ABOUT THIS EXERCISE | Gather the lines below that include the string "true", copying each in full.

═════ GIVEN INFORMATION

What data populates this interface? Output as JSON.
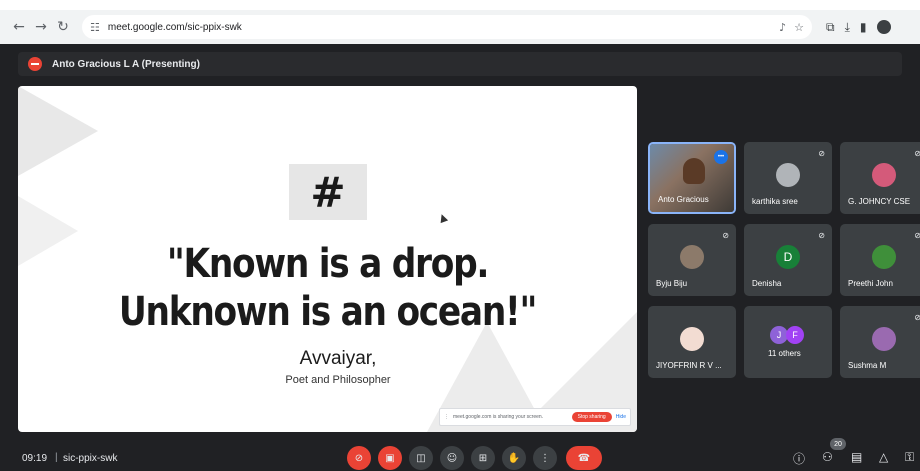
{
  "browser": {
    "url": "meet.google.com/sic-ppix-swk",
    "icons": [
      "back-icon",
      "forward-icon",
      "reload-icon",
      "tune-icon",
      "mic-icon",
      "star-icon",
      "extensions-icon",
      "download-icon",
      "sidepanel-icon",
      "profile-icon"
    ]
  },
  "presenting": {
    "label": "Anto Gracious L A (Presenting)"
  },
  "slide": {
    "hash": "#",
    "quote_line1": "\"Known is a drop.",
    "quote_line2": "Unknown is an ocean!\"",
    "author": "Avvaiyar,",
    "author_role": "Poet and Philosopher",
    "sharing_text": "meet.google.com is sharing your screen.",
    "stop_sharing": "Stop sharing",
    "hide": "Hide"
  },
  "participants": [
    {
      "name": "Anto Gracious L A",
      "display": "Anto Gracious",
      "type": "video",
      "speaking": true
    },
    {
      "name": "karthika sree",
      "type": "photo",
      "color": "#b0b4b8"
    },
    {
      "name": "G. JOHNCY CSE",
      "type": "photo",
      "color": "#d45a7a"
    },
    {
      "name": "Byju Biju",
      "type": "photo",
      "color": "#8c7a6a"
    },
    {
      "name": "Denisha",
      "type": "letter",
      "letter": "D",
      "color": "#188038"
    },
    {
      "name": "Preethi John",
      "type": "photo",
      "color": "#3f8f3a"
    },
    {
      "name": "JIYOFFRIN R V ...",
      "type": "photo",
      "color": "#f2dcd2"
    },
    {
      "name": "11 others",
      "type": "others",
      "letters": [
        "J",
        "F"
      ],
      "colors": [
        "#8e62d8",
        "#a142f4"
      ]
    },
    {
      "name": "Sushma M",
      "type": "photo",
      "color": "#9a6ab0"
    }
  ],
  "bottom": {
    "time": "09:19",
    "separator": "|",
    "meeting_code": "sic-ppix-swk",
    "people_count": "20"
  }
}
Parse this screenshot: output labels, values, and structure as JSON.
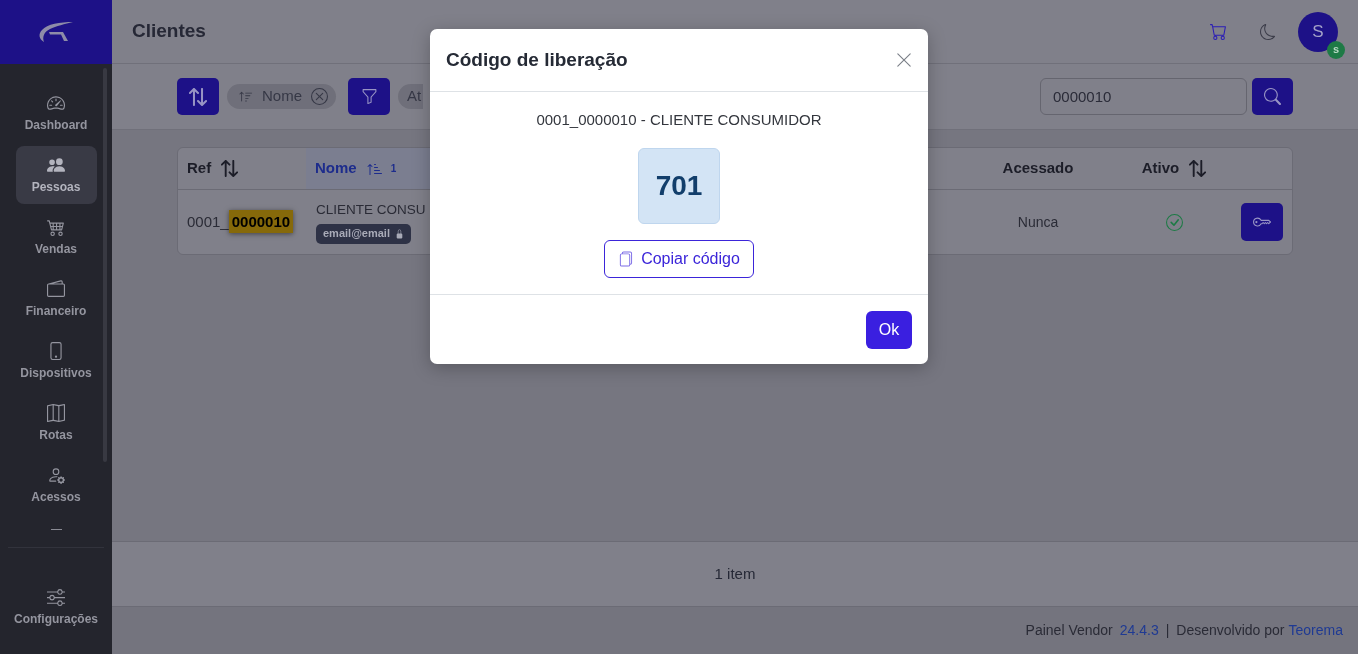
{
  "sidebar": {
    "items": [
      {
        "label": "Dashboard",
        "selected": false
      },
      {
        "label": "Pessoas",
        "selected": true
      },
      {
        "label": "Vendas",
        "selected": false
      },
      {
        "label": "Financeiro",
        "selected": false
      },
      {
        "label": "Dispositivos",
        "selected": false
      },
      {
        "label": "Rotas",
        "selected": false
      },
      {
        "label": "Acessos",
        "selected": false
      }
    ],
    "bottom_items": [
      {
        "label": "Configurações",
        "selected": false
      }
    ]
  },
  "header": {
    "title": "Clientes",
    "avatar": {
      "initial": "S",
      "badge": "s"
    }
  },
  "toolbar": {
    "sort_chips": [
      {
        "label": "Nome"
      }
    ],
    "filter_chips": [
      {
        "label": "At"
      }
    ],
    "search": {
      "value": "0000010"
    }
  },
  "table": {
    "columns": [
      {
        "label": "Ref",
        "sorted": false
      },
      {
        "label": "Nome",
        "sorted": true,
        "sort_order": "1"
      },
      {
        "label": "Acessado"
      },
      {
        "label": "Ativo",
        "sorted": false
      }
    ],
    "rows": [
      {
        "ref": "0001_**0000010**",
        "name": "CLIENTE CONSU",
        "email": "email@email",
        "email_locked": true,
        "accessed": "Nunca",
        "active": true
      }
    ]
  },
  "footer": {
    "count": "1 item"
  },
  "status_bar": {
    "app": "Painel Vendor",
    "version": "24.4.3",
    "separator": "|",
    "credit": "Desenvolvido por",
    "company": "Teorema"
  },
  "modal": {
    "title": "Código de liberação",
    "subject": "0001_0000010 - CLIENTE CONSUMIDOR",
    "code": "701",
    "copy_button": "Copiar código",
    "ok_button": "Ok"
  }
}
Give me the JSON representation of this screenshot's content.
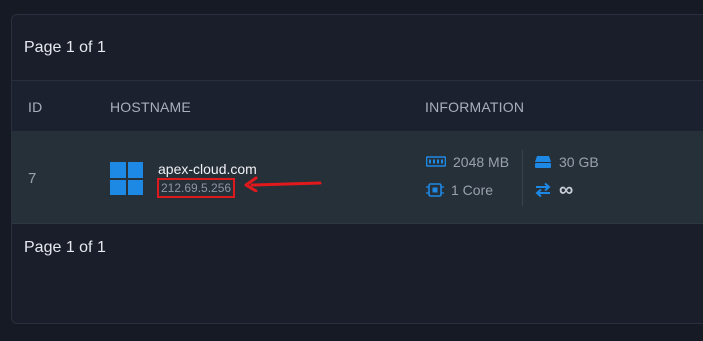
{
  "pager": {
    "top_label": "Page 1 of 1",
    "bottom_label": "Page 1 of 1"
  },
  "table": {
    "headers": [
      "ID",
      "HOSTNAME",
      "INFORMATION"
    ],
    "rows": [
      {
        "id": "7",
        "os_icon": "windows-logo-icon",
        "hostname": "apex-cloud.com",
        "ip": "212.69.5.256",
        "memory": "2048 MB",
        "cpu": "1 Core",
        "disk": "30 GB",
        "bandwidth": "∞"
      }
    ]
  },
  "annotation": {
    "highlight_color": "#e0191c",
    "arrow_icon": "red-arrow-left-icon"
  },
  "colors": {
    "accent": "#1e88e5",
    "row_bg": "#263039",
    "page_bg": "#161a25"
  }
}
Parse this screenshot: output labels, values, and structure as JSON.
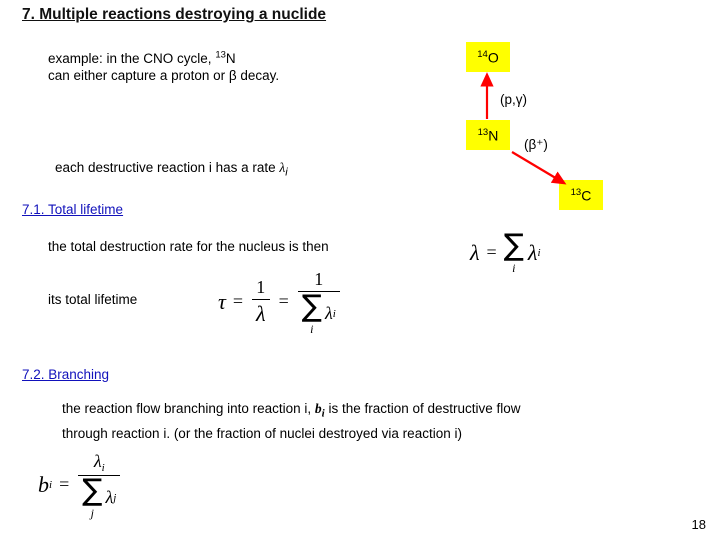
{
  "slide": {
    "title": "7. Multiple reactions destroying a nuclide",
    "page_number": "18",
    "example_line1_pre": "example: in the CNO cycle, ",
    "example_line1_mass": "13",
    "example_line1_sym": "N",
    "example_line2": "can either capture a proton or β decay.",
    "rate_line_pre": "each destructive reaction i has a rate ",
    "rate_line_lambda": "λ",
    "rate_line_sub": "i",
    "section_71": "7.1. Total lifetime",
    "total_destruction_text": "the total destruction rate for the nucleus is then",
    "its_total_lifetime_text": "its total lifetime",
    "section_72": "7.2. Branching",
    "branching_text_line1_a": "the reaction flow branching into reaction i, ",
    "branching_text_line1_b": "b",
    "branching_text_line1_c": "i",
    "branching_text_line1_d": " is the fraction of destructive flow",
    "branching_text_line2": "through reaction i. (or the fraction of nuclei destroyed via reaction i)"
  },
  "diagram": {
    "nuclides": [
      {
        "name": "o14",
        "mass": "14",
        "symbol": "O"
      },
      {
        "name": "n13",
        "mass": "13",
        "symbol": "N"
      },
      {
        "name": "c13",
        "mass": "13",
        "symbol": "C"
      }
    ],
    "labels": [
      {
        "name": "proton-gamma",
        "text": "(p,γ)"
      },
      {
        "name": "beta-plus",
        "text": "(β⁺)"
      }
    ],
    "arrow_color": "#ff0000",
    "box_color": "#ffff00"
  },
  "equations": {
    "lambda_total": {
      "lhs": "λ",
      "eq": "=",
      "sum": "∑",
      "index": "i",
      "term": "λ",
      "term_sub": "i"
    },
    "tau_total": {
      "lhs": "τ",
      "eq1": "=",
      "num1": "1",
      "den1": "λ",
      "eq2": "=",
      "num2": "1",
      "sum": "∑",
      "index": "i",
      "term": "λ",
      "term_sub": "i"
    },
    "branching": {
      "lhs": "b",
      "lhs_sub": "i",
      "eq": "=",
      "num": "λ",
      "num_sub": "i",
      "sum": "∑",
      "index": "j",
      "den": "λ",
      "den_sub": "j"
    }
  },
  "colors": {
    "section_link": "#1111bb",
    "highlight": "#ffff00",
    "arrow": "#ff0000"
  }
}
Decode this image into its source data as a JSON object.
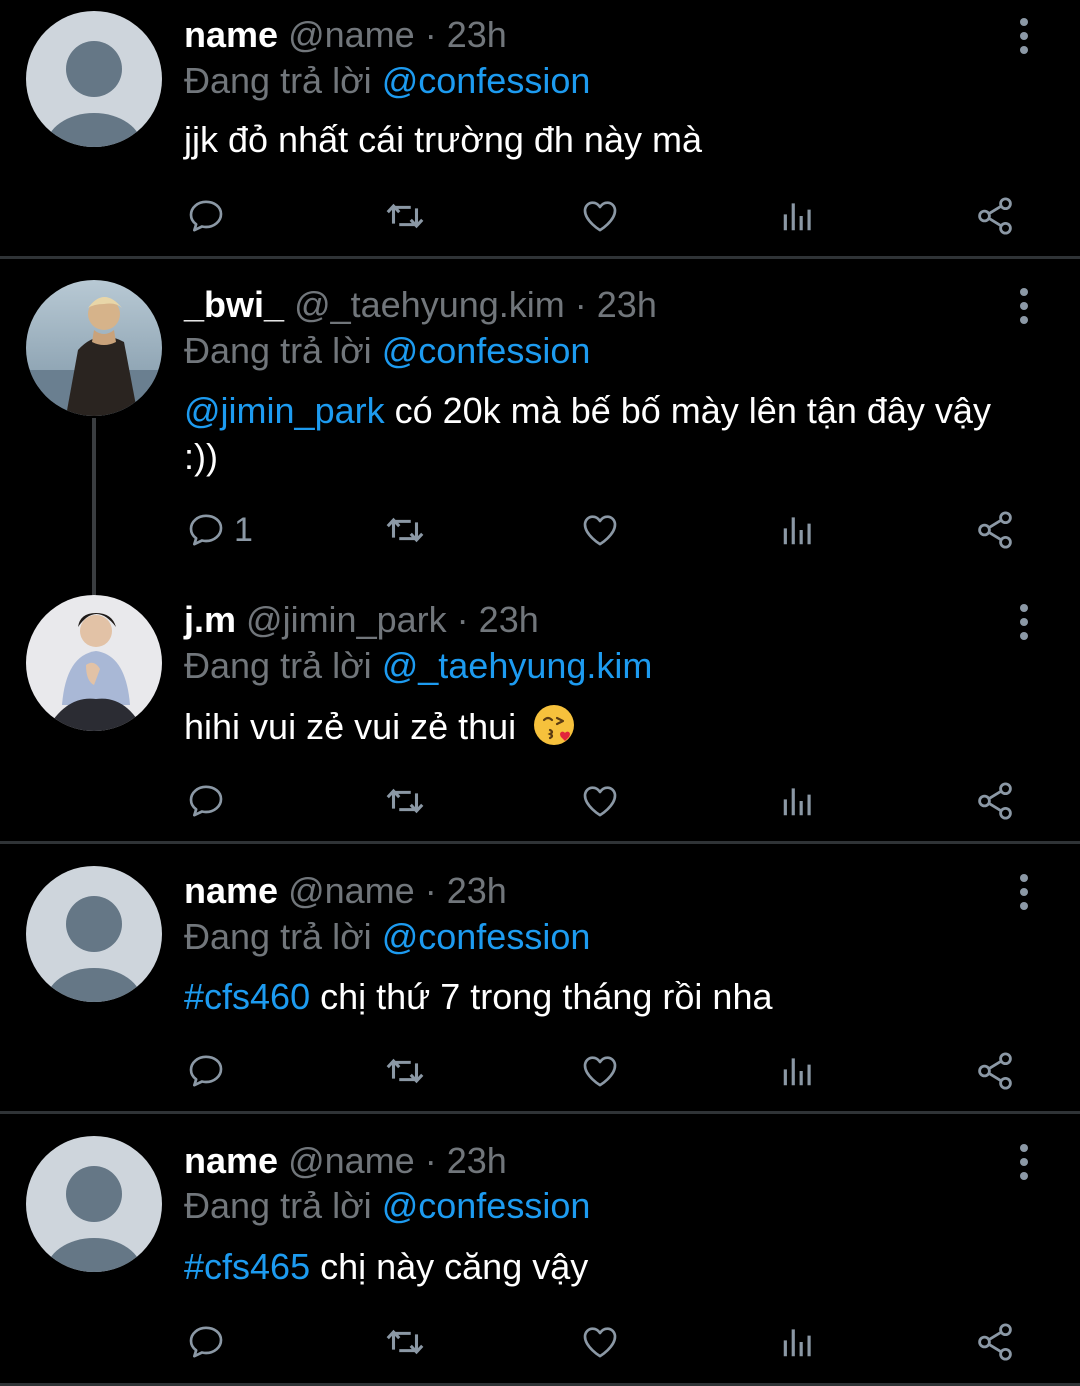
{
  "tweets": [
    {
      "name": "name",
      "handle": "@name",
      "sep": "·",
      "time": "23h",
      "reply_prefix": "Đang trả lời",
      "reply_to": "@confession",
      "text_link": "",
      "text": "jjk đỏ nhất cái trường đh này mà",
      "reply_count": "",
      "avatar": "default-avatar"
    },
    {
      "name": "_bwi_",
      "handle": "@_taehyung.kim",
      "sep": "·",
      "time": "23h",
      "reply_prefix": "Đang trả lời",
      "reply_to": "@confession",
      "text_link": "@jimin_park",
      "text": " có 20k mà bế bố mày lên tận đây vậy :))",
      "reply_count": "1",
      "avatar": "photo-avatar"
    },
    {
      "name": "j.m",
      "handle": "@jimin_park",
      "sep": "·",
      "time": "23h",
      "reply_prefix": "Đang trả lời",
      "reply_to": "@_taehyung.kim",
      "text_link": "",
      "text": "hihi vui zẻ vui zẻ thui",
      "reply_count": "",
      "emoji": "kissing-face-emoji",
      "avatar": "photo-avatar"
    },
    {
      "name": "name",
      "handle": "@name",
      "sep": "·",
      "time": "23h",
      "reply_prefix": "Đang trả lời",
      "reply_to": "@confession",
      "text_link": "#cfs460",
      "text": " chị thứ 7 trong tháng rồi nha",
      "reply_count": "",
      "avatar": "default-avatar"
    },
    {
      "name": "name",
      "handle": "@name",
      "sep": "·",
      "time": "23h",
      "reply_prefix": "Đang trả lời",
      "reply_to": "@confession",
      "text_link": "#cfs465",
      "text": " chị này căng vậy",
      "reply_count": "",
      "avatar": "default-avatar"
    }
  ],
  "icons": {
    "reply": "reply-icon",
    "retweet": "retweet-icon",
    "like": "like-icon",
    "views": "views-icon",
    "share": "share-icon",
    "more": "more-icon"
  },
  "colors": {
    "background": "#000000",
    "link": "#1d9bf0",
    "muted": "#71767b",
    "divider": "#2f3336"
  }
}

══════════

ANSWER BELOW |
      "speaking": true
        "selected": true
        "sorted": true,
        "email_locked": true,
        "active": true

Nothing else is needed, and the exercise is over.